**Work instruction**
Copy each line of the entries that includes the word "icon".

*** Opening of Records supplied ***

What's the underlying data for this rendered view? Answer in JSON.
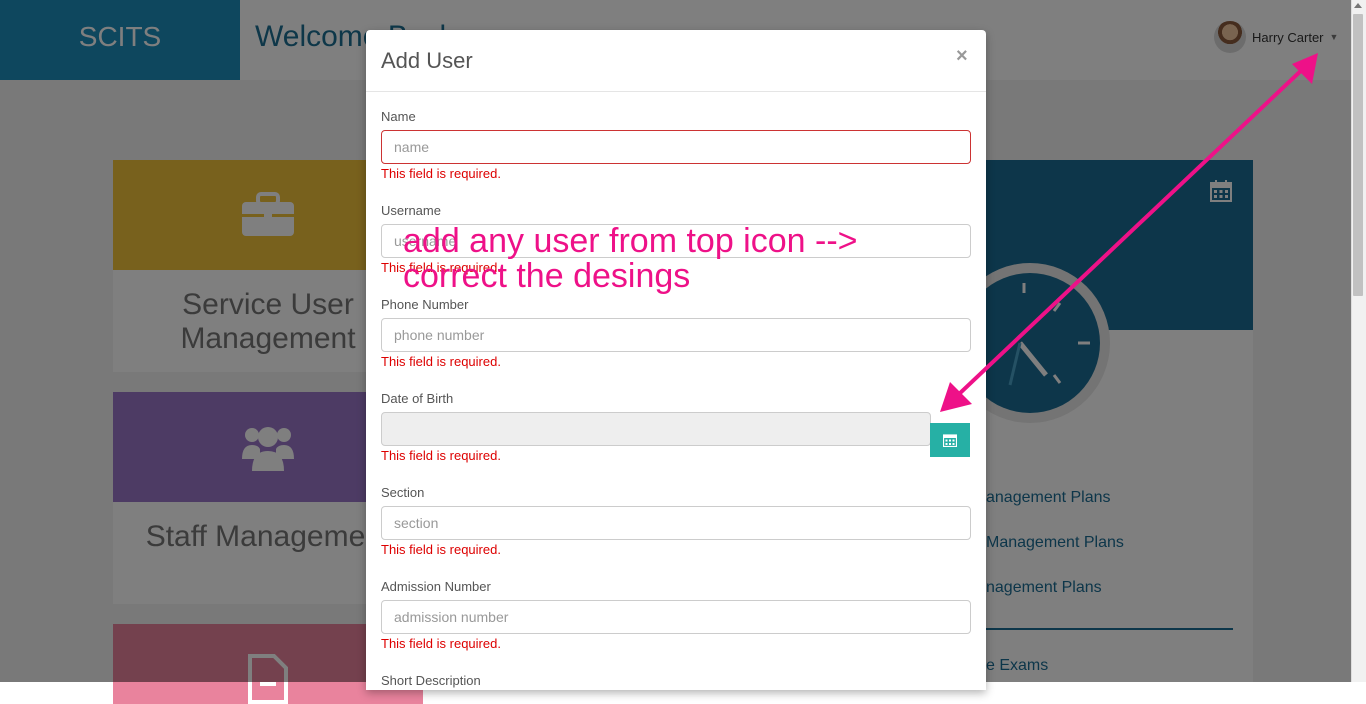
{
  "app": {
    "brand": "SCITS",
    "welcome": "Welcome Back"
  },
  "user": {
    "name": "Harry Carter"
  },
  "tiles": [
    {
      "label": "Service User Management",
      "color": "#f0c33a",
      "icon": "briefcase-icon"
    },
    {
      "label": "Staff Management",
      "color": "#9a76c9",
      "icon": "users-icon"
    },
    {
      "label": "",
      "color": "#e9839d",
      "icon": "document-icon"
    }
  ],
  "right_panel": {
    "icon": "calendar-icon",
    "plans": [
      "anagement Plans",
      "Management Plans",
      "nagement Plans"
    ],
    "exams": "e Exams"
  },
  "modal": {
    "title": "Add User",
    "close": "×",
    "fields": [
      {
        "label": "Name",
        "placeholder": "name",
        "error": "This field is required."
      },
      {
        "label": "Username",
        "placeholder": "username",
        "error": "This field is required."
      },
      {
        "label": "Phone Number",
        "placeholder": "phone number",
        "error": "This field is required."
      },
      {
        "label": "Date of Birth",
        "placeholder": "",
        "error": "This field is required."
      },
      {
        "label": "Section",
        "placeholder": "section",
        "error": "This field is required."
      },
      {
        "label": "Admission Number",
        "placeholder": "admission number",
        "error": "This field is required."
      },
      {
        "label": "Short Description"
      }
    ]
  },
  "annotation": {
    "line1": "add any user from top icon -->",
    "line2": "correct the desings",
    "color": "#ee1188"
  },
  "colors": {
    "brand": "#1d8fbd",
    "accent_teal": "#26b0a5",
    "error": "#dd0000"
  }
}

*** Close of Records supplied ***

**Result**
      "icon": "briefcase-icon"
      "icon": "users-icon"
      "icon": "document-icon"
    "icon": "calendar-icon",
    "line1": "add any user from top icon -->",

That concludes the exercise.